Task details
Within the material below, filter for lines that hold the word "Traces".

Recorded data
==*==

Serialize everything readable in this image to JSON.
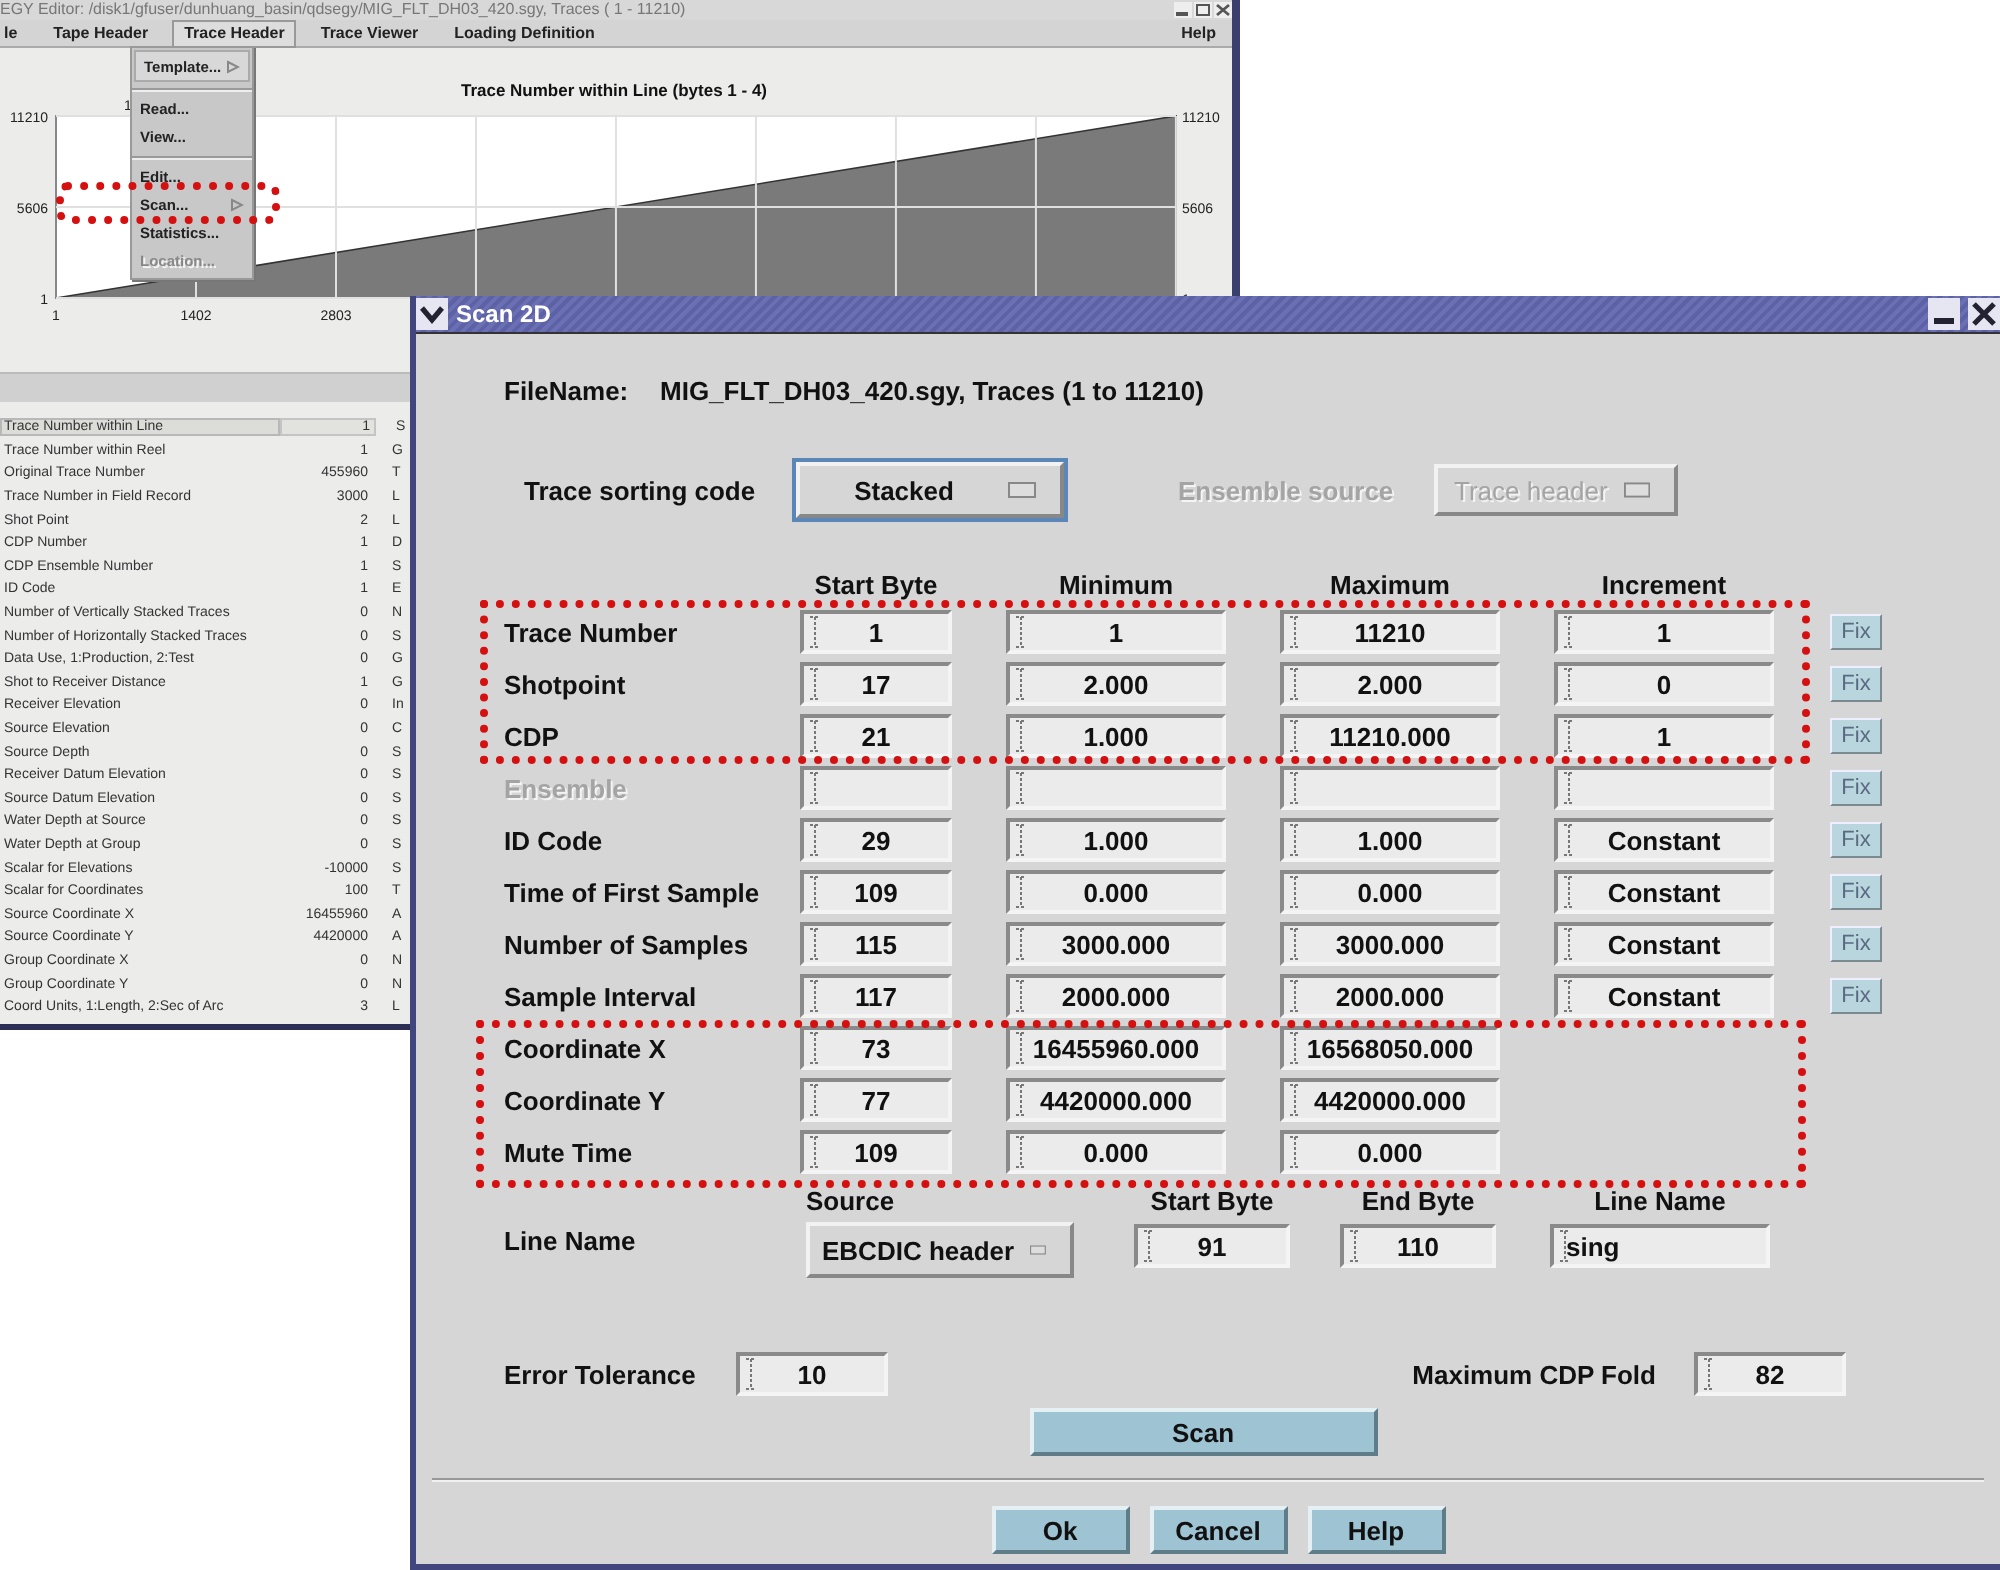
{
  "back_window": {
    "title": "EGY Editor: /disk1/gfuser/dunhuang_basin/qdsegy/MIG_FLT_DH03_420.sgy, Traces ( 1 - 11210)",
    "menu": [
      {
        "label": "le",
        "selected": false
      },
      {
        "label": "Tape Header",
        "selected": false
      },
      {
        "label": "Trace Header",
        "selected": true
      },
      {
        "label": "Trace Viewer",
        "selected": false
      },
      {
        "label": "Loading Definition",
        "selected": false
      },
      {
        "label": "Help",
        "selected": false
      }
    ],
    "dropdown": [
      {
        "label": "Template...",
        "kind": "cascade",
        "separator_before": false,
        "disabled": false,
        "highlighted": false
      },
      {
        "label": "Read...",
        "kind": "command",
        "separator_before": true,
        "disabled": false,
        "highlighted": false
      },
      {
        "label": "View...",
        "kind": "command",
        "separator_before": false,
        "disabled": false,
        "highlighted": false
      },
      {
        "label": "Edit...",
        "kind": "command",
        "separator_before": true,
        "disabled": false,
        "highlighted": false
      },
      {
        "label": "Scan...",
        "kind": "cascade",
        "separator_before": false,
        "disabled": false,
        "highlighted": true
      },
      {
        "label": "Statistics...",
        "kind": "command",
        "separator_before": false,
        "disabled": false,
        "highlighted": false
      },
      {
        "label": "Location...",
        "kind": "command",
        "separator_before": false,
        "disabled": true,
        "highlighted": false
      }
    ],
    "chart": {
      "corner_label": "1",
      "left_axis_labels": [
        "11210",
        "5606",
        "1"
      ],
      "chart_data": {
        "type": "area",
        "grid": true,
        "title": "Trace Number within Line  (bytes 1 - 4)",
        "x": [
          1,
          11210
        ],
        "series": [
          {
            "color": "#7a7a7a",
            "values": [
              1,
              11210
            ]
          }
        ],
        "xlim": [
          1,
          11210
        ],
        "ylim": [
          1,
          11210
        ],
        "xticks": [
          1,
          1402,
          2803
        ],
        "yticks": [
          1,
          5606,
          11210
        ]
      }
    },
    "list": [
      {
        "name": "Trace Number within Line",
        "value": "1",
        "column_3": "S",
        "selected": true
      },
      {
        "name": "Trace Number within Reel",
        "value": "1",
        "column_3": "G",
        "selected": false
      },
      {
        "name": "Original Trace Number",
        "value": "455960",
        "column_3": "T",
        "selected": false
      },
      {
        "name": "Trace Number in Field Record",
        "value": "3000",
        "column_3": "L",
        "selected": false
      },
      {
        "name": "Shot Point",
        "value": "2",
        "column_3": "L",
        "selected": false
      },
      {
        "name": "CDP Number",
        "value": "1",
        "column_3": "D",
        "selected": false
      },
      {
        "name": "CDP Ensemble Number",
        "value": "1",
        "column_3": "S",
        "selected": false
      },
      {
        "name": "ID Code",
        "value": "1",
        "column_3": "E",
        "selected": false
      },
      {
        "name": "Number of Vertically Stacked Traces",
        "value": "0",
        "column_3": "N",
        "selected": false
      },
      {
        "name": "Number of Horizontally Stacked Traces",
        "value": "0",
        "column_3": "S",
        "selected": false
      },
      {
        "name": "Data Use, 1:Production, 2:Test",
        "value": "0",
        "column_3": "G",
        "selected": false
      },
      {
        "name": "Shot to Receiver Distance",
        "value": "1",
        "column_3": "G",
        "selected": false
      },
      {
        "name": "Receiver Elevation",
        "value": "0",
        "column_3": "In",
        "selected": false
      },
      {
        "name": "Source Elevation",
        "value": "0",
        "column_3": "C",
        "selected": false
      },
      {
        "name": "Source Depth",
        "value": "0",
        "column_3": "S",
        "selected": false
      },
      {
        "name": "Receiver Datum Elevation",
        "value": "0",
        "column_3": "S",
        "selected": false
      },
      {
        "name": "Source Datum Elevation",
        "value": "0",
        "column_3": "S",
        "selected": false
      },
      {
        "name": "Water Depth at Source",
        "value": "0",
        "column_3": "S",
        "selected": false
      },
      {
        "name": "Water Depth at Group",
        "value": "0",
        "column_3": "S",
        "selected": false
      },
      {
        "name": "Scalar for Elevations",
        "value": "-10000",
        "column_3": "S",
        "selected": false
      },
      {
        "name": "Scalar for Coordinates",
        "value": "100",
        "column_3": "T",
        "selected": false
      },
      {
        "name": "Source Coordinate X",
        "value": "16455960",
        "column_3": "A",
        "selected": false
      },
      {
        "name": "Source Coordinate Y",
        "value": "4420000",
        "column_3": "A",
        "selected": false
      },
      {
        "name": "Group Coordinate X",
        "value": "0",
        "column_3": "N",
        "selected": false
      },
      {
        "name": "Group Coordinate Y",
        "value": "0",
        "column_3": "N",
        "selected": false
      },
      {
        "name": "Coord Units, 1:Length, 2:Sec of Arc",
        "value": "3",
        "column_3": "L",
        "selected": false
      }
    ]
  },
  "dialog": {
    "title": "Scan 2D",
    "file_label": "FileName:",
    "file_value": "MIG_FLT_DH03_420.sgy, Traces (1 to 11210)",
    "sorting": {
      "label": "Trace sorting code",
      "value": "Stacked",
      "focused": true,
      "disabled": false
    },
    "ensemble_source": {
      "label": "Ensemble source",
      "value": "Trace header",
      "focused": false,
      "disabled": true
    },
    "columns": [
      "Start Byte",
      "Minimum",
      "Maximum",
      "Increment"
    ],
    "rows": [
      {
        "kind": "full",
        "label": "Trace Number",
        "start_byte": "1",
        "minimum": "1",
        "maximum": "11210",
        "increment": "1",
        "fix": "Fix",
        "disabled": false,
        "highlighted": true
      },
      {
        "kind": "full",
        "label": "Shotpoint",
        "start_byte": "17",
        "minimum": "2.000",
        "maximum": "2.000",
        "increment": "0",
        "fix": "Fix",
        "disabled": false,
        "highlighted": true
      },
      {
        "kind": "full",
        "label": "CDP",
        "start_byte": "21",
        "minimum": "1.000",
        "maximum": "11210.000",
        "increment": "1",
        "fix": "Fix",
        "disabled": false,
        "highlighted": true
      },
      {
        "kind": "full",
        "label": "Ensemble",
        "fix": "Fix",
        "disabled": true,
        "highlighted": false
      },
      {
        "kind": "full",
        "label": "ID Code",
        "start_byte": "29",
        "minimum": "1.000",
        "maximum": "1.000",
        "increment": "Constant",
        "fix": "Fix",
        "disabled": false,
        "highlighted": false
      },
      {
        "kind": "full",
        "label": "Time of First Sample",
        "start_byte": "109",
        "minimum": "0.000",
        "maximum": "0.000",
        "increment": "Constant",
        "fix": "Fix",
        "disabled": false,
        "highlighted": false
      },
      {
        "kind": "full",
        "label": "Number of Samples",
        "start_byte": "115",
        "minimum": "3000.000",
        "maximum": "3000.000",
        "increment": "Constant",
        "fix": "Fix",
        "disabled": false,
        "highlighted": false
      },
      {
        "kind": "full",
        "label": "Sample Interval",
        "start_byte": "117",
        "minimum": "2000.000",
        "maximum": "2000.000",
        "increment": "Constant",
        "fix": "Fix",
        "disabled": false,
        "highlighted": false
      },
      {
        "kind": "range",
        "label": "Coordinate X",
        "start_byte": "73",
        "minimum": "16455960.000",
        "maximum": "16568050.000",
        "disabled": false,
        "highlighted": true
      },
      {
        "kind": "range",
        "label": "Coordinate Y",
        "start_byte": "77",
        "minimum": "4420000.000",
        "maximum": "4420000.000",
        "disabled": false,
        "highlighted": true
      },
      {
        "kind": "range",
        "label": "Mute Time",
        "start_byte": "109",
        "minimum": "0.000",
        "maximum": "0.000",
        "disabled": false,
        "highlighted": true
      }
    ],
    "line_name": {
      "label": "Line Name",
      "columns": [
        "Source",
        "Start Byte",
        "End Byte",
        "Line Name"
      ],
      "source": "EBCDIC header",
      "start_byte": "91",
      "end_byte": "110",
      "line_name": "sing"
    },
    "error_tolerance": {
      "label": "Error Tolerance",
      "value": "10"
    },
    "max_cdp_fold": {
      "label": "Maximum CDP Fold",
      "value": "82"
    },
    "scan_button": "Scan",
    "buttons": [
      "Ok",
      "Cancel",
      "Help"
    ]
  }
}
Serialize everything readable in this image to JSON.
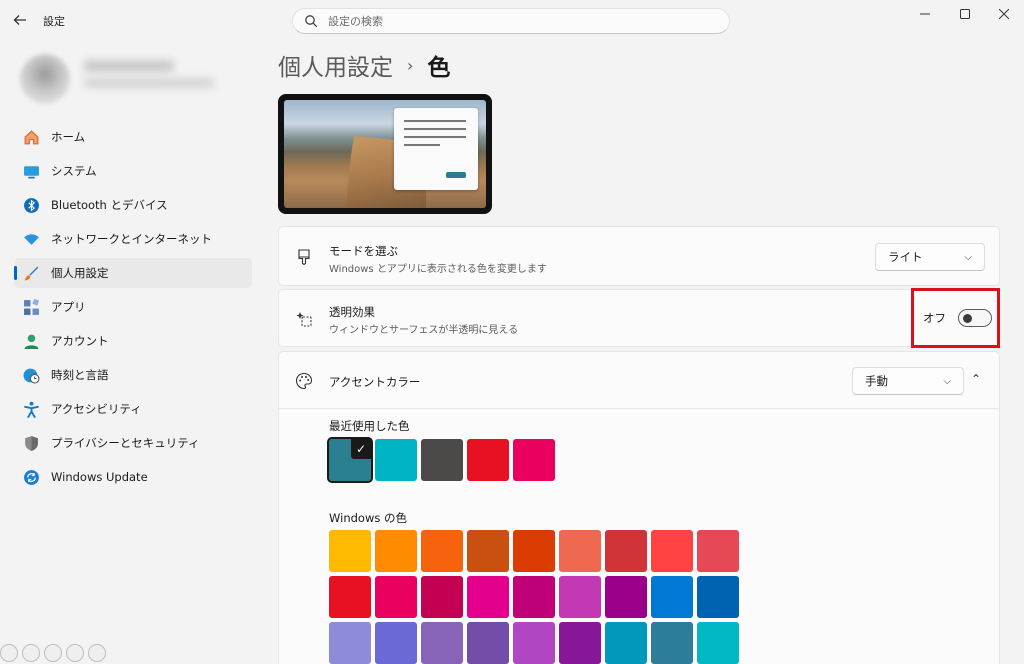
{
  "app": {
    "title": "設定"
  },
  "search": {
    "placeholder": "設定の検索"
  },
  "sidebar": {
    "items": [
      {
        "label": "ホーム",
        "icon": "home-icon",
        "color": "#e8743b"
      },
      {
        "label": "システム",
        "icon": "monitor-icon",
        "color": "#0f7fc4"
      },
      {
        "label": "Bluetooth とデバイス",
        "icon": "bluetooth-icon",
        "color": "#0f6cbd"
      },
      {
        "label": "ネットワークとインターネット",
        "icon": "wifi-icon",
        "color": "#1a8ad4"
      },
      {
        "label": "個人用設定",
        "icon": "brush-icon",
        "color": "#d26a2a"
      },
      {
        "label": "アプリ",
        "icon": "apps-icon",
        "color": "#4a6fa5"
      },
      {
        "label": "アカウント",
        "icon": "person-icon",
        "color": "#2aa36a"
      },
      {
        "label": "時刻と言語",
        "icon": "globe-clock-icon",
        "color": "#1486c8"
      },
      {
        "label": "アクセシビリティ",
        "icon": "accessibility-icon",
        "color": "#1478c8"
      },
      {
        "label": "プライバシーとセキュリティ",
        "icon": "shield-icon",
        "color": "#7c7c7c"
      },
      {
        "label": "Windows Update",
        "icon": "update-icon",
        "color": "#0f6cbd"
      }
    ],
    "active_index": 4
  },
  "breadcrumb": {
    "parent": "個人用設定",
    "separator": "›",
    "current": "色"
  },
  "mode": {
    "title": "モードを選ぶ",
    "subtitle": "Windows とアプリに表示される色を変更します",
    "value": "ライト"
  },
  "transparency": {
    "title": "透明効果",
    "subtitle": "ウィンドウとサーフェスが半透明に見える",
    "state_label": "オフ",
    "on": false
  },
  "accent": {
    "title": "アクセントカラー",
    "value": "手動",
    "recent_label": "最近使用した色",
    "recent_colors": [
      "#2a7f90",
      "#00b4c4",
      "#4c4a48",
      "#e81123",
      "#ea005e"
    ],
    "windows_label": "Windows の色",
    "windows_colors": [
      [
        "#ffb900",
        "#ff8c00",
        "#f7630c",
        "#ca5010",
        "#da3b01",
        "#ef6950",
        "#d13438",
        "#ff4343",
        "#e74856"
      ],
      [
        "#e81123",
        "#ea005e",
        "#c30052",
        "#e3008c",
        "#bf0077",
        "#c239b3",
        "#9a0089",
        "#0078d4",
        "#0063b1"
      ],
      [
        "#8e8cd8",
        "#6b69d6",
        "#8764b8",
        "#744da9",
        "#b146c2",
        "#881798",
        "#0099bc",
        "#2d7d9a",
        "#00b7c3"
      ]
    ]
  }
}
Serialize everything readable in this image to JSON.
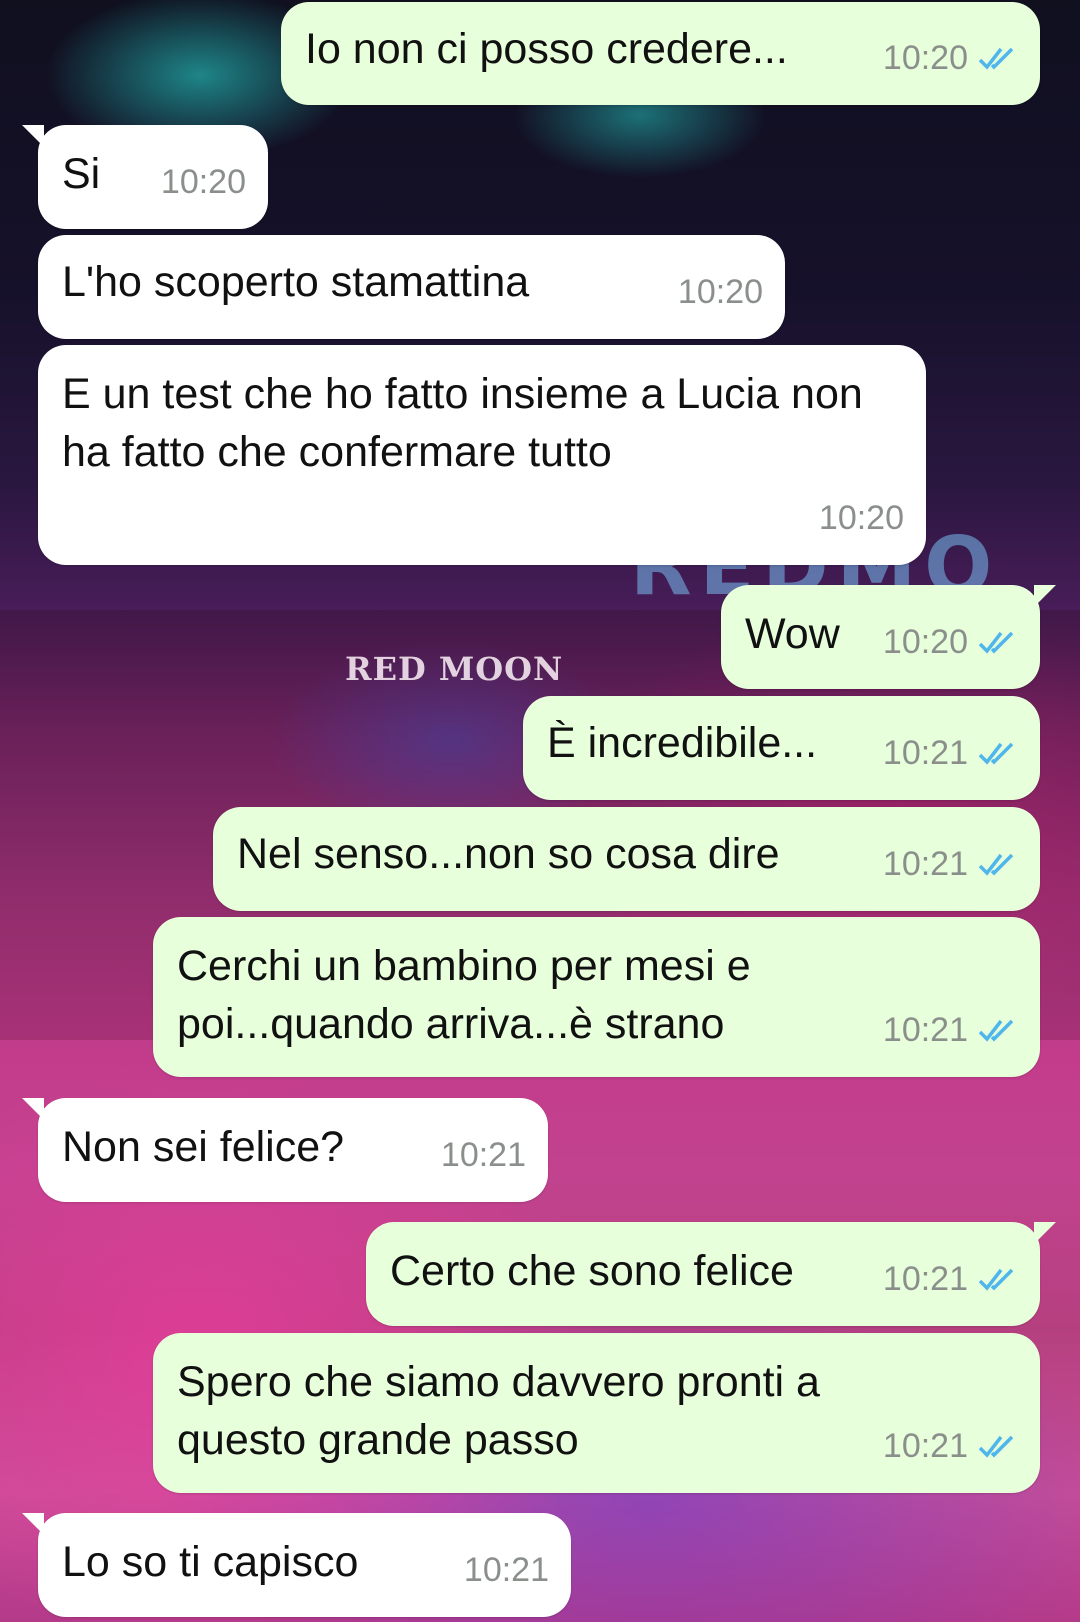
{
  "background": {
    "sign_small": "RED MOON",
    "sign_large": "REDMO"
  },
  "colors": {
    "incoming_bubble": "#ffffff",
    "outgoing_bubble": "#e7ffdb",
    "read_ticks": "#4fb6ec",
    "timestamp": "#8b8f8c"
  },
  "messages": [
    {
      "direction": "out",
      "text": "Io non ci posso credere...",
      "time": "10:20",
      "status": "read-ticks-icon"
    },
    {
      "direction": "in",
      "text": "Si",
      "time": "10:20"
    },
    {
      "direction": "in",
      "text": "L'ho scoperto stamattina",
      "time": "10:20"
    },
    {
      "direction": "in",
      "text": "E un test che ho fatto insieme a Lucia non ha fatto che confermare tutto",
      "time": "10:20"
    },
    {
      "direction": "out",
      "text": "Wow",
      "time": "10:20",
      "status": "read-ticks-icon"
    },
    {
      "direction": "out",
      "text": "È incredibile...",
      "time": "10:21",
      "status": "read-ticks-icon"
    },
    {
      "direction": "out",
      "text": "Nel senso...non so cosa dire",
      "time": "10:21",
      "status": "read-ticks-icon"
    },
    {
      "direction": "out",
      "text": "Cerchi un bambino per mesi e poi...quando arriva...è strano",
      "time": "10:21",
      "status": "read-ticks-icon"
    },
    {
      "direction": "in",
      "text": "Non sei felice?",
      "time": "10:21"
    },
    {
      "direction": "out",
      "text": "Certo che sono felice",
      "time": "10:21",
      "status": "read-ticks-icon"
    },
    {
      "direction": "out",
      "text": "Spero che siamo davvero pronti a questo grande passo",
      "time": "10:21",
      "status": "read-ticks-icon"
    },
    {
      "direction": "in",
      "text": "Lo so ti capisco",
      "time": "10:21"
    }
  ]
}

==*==

Problem solution
    "title": "EGY Editor: /disk1/gfuser/dunhuang_basin/qdsegy/MIG_FLT_DH03_420.sgy, Traces ( 1 - 11210)",
        "name": "Number of Vertically Stacked Traces",
        "name": "Number of Horizontally Stacked Traces",
    "file_value": "MIG_FLT_DH03_420.sgy, Traces (1 to 11210)",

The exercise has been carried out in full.